European e-commerce turnover increased by 15% to €530 billion in 2016. For 2017, the European B2C e-commerce turnover is forecasted to reach around €602 billion, a growth rate of nearly 14%. Western European countries continue to lead the way, as the largest market for ecommerce, with the UK topping the list with approximately 33% of the European online sales. In the mature ecommerce markets, the proportion of consumers shopping online is highest, 87% in the UK, 84% in Denmark and 82% in Germany for 2016. In contrast, the share of people shopping online are the lowest in Romania, Macedonia and Bulgaria.However, central and eastern European countries are on continuous growth. Sales in Romania increased by 38%, while the Slovakian and Estonian market augmented by 35%. Ecommerce, combined with the EU Single Market, is offering a unique an opportunity to sell and shop across border without travelling or setting up shop in another country.

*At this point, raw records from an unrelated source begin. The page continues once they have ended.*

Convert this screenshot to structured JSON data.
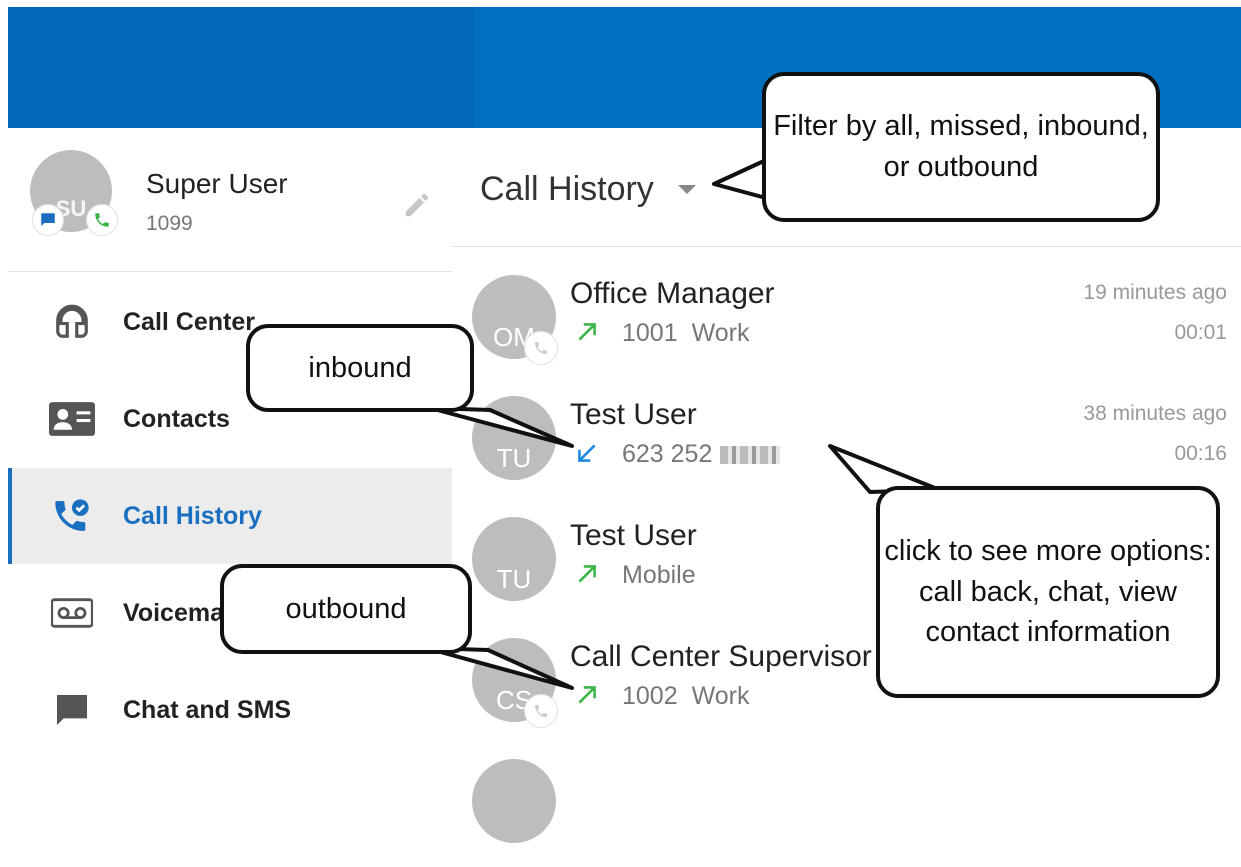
{
  "profile": {
    "name": "Super User",
    "extension": "1099",
    "initials": "SU"
  },
  "nav": {
    "items": [
      {
        "label": "Call Center",
        "icon": "headset-icon"
      },
      {
        "label": "Contacts",
        "icon": "contact-card-icon"
      },
      {
        "label": "Call History",
        "icon": "call-history-icon",
        "active": true
      },
      {
        "label": "Voicemail",
        "icon": "voicemail-icon"
      },
      {
        "label": "Chat and SMS",
        "icon": "chat-icon"
      }
    ]
  },
  "main": {
    "filter_title": "Call History",
    "calls": [
      {
        "initials": "OM",
        "name": "Office Manager",
        "direction": "outbound",
        "number": "1001",
        "type": "Work",
        "time": "19 minutes ago",
        "duration": "00:01"
      },
      {
        "initials": "TU",
        "name": "Test User",
        "direction": "inbound",
        "number": "623 252",
        "type": "",
        "time": "38 minutes ago",
        "duration": "00:16"
      },
      {
        "initials": "TU",
        "name": "Test User",
        "direction": "outbound",
        "number": "",
        "type": "Mobile",
        "time": "",
        "duration": ""
      },
      {
        "initials": "CS",
        "name": "Call Center Supervisor",
        "direction": "outbound",
        "number": "1002",
        "type": "Work",
        "time": "",
        "duration": ""
      }
    ]
  },
  "callouts": {
    "filter": "Filter by all, missed, inbound, or outbound",
    "inbound": "inbound",
    "outbound": "outbound",
    "more": "click to see more options: call back, chat, view contact information"
  },
  "colors": {
    "header_blue": "#0170c1",
    "accent_blue": "#1a6fc0",
    "outbound_green": "#3bb54a",
    "inbound_blue": "#1e88e5"
  }
}
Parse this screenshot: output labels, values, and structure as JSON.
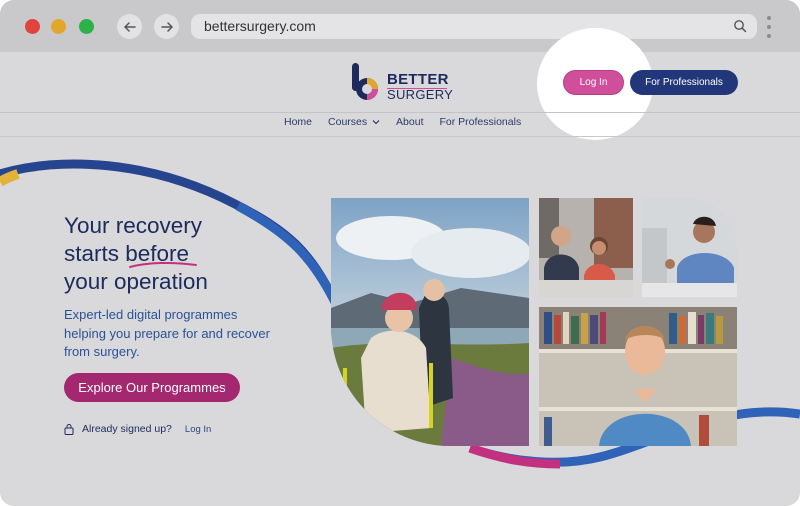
{
  "browser": {
    "url": "bettersurgery.com",
    "back_icon": "arrow-left-icon",
    "forward_icon": "arrow-right-icon",
    "search_icon": "search-icon",
    "traffic_lights": [
      "#e0443e",
      "#e0a72b",
      "#2fb14a"
    ]
  },
  "header": {
    "logo": {
      "line1": "BETTER",
      "line2": "SURGERY"
    },
    "login_label": "Log In",
    "professionals_label": "For Professionals"
  },
  "nav": {
    "items": [
      {
        "label": "Home"
      },
      {
        "label": "Courses"
      },
      {
        "label": "About"
      },
      {
        "label": "For Professionals"
      }
    ]
  },
  "hero": {
    "title_line1": "Your recovery",
    "title_line2a": "starts ",
    "title_line2b": "before",
    "title_line3": "your operation",
    "subtitle": "Expert-led digital programmes helping you prepare for and recover from surgery.",
    "cta_label": "Explore Our Programmes",
    "signed_up_text": "Already signed up?",
    "signed_up_link": "Log In"
  },
  "colors": {
    "brand_navy": "#1d2b5c",
    "brand_blue": "#21377a",
    "brand_pink": "#d04f9b",
    "cta_magenta": "#a3286f",
    "wave_blue": "#2e63b8"
  }
}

Media coverage

The joint press conference drew extensive media coverage with several journalists and press officers attending the presentation. Among the media outlets that covered the European Report were the following websites:

  • POLITICO Pro Technology, 26 June 2017
  • Ecommerce News Europe, 26 June
  • European Supermarket Magazine, 27 June
  • RetailDetail EU, 27 June
  • RetailDetail NL, 27 June
  • Revista info retail, 27 June
  • Fashion United, 27 June
  • retail-loyalty.org, 27 June
  • KashmirWatch, 28 June
  • Puromarketing, 29 June
  • IT Reseller, 29 June
  • Emerce, 27 June

UPDATE 19/07/2017: 

The  European Ecommerce Report 2017 has received  even more   coverage in the past two weeks in the Vietnamese, German (article in the 4 July edition of the Lebensmittelzeitung) and Spanish media

 

https://www.ecommerce-europe.eu/news-item/european-e-commerce-report-2017-extensively-covered/

India’s e-commerce market to touch $33 billion this fiscal, says govt

New Delhi: The e-commerce segment in India is growing and is likely to touch US $33 billion this fiscal, the Parliament was informed on Friday.

In the 2016-17 fiscal, the online market had grown by 19 percent, Minister of State for Consumer Affairs C R Chaudhary said in a written reply to the Rajya Sabha.

“India’s e-commerce market is estimated to be US $33 billion in the financial year 2017,” he said, quoting industry body NASSCOM’s latest estimates.

On consumer complaints, the minister said that as many as 28,770 complaints were registered against the segment on the National Consumer Helpline (NCH) last fiscal.

Around 11,596 complaints were related to non-refund of payment while the rest were about defective products delivery, deficient services and poor quality/fake products, he added.

“The complaints are forwarded to the companies concerned for resolution,” he said.

If consumer complaints are not resolved and if there is no response from the company, then consumers are advised to approach appropriate consumer forum, he added.

At present, there is a three-tier quasi-judicial mechanism in place for redressal of consumer grievances at district, state and national level.

To protect consumer interest, he said, the government has made several provisions to strengthen the consumer grievance redressal mechanism in a bill which was introduced in the Lok Sabha in August 2015.

 

http://www.firstpost.com/business/indias-e-commerce-market-to-touch-33-billion-this-fiscal-says-govt-3867777.html